§ **Assignment**:
Pictures do not belong in the copy, so please give every entry below again exactly.
━━ Data to examine ━━
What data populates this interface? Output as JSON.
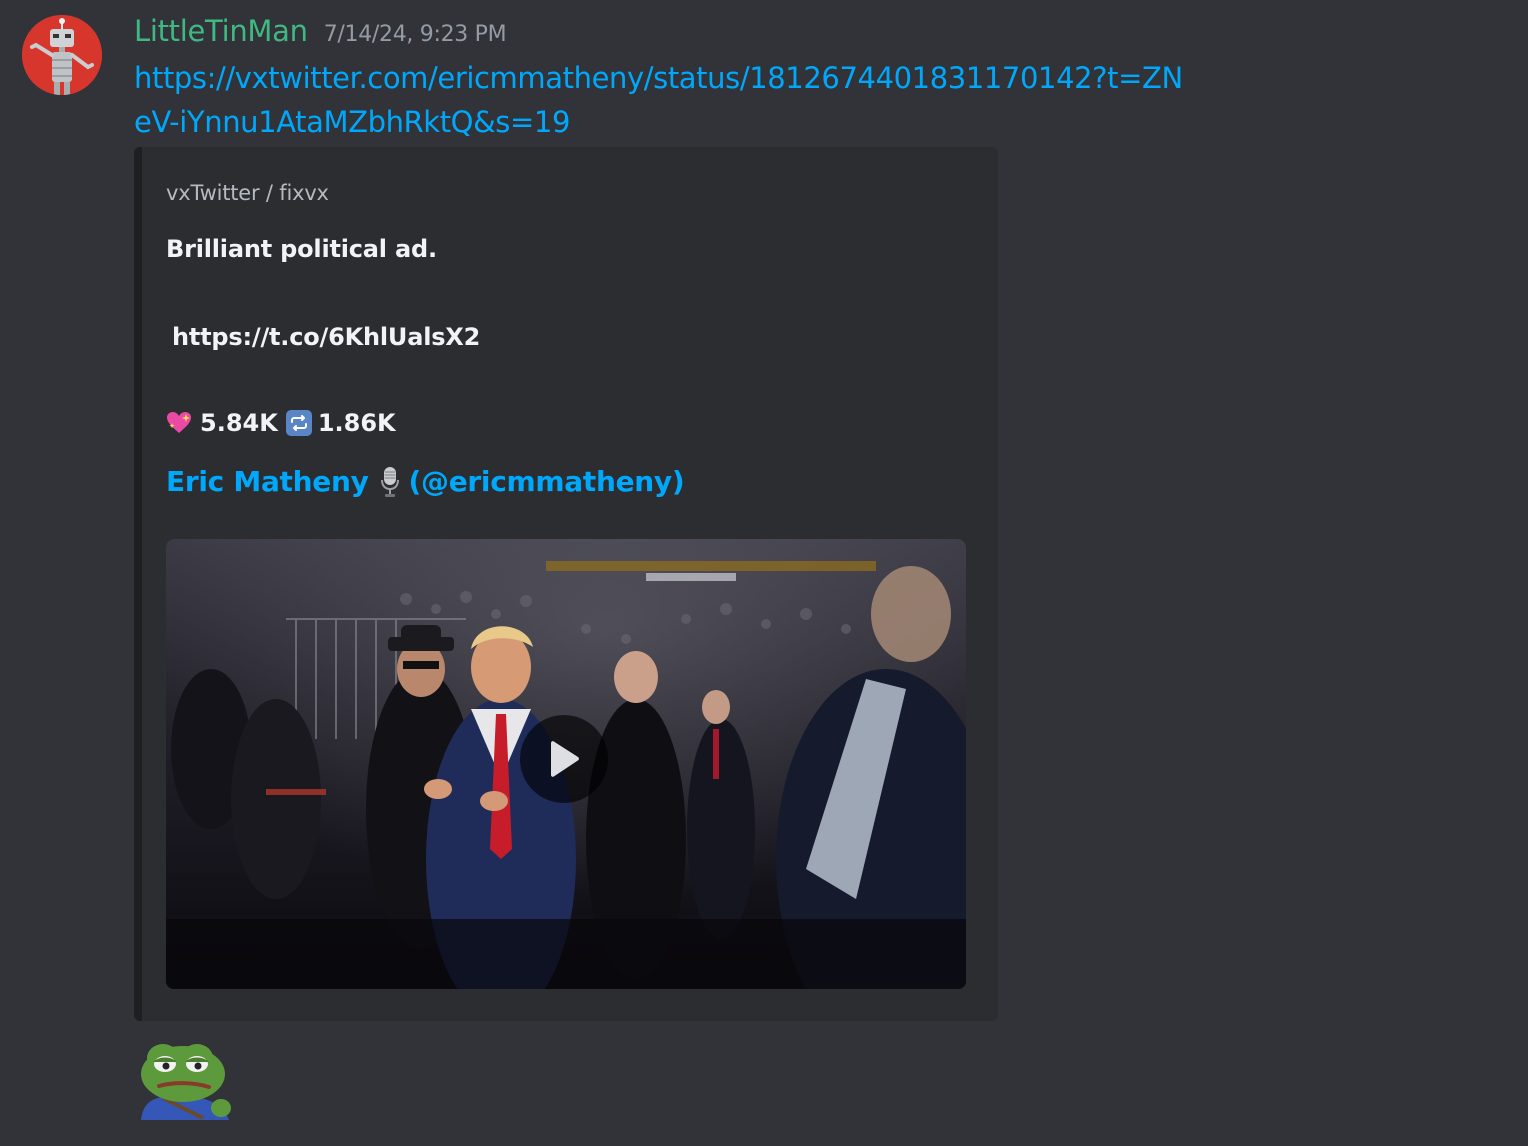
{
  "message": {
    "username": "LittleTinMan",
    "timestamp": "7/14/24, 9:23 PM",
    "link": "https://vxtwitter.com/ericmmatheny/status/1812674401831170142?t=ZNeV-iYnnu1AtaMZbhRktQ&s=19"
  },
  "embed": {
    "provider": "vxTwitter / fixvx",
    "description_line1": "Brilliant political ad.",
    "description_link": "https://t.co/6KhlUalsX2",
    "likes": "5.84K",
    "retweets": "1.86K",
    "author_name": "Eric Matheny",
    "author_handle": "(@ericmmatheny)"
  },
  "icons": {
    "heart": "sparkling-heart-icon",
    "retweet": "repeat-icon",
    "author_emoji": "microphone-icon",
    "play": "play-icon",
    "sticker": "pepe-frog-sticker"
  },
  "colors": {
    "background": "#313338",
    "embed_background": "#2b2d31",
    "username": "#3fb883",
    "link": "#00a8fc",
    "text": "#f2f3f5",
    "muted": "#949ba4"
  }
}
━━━
§ **Written response**:
What data populates this interface? Output as JSON.
{
  "message": {
    "username": "LittleTinMan",
    "timestamp": "7/14/24, 9:23 PM",
    "link": "https://vxtwitter.com/ericmmatheny/status/1812674401831170142?t=ZNeV-iYnnu1AtaMZbhRktQ&s=19"
  },
  "embed": {
    "provider": "vxTwitter / fixvx",
    "description_line1": "Brilliant political ad.",
    "description_link": "https://t.co/6KhlUalsX2",
    "likes": "5.84K",
    "retweets": "1.86K",
    "author_name": "Eric Matheny",
    "author_handle": "(@ericmmatheny)"
  },
  "icons": {
    "heart": "sparkling-heart-icon",
    "retweet": "repeat-icon",
    "author_emoji": "microphone-icon",
    "play": "play-icon",
    "sticker": "pepe-frog-sticker"
  },
  "colors": {
    "background": "#313338",
    "embed_background": "#2b2d31",
    "username": "#3fb883",
    "link": "#00a8fc",
    "text": "#f2f3f5",
    "muted": "#949ba4"
  }
}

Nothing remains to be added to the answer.